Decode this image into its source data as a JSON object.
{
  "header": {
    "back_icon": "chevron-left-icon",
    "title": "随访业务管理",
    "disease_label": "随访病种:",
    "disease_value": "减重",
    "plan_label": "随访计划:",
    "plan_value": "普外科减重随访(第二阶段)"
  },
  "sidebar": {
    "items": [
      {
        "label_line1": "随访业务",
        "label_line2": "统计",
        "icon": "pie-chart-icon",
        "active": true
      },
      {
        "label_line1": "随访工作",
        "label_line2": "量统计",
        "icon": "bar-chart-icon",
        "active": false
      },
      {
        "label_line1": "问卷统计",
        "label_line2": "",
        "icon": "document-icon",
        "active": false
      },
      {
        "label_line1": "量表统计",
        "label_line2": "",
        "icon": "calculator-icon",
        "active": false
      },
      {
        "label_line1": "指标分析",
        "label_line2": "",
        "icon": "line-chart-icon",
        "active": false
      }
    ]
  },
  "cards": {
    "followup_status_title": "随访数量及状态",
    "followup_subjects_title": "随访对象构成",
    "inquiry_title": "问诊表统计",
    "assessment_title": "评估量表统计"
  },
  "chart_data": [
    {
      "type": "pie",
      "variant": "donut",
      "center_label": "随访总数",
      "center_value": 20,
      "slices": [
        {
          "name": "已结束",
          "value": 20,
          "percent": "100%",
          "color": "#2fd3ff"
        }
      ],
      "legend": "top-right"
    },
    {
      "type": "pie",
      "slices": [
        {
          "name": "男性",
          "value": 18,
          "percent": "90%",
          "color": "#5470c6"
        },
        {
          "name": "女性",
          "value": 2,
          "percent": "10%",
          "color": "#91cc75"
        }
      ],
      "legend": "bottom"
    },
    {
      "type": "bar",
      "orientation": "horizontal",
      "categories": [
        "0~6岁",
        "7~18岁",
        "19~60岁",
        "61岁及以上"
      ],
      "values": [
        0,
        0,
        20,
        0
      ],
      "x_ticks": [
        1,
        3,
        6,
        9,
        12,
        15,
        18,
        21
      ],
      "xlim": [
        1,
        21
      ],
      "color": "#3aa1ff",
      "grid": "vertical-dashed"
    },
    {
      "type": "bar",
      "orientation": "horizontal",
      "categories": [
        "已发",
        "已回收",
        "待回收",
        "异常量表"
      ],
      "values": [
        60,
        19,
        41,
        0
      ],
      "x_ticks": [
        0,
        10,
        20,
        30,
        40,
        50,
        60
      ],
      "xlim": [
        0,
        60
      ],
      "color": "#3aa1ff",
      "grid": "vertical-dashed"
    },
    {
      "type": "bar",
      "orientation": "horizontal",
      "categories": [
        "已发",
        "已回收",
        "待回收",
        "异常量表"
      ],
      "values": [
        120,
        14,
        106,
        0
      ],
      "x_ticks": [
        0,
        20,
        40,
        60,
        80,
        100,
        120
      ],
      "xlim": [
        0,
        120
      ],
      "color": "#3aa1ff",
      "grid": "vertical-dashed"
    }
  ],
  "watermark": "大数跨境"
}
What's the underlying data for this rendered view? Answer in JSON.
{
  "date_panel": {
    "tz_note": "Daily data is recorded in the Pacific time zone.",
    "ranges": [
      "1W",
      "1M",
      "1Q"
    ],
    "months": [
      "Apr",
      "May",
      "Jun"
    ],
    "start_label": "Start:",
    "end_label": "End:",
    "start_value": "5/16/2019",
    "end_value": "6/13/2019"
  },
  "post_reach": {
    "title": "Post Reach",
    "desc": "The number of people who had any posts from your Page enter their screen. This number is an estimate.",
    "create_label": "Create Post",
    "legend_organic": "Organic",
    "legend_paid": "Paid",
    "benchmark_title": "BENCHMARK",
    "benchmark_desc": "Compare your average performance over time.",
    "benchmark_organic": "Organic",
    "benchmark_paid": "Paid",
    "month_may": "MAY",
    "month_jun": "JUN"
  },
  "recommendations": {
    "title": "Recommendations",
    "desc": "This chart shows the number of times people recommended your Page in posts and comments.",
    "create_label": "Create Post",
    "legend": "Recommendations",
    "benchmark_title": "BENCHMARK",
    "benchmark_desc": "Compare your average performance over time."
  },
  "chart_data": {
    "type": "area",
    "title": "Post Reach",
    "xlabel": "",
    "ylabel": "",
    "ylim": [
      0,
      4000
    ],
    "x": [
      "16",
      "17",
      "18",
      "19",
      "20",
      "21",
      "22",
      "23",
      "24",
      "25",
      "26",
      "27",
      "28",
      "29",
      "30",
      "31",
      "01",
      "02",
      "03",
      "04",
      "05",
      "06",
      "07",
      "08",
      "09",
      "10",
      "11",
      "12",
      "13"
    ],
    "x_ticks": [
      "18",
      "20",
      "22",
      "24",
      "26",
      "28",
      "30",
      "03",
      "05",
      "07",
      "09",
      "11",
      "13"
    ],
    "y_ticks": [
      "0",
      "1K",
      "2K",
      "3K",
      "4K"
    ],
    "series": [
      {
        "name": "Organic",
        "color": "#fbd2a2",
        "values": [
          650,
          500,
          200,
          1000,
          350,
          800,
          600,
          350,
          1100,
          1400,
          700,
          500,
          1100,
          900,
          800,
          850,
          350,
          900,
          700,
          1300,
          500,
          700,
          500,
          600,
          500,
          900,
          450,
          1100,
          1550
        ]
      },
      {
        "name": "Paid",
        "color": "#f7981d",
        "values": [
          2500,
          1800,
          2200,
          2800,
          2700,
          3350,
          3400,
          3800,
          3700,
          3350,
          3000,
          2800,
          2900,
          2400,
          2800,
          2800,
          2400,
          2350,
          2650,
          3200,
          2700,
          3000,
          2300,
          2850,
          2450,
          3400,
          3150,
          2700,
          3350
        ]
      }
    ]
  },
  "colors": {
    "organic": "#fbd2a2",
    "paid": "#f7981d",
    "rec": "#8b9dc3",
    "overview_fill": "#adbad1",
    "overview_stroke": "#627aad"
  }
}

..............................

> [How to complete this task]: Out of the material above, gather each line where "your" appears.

> [Exercise output]:
    "desc": "The number of people who had any posts from your Page enter their screen. This number is an estimate.",
    "benchmark_desc": "Compare your average performance over time.",
    "desc": "This chart shows the number of times people recommended your Page in posts and comments.",
    "benchmark_desc": "Compare your average performance over time."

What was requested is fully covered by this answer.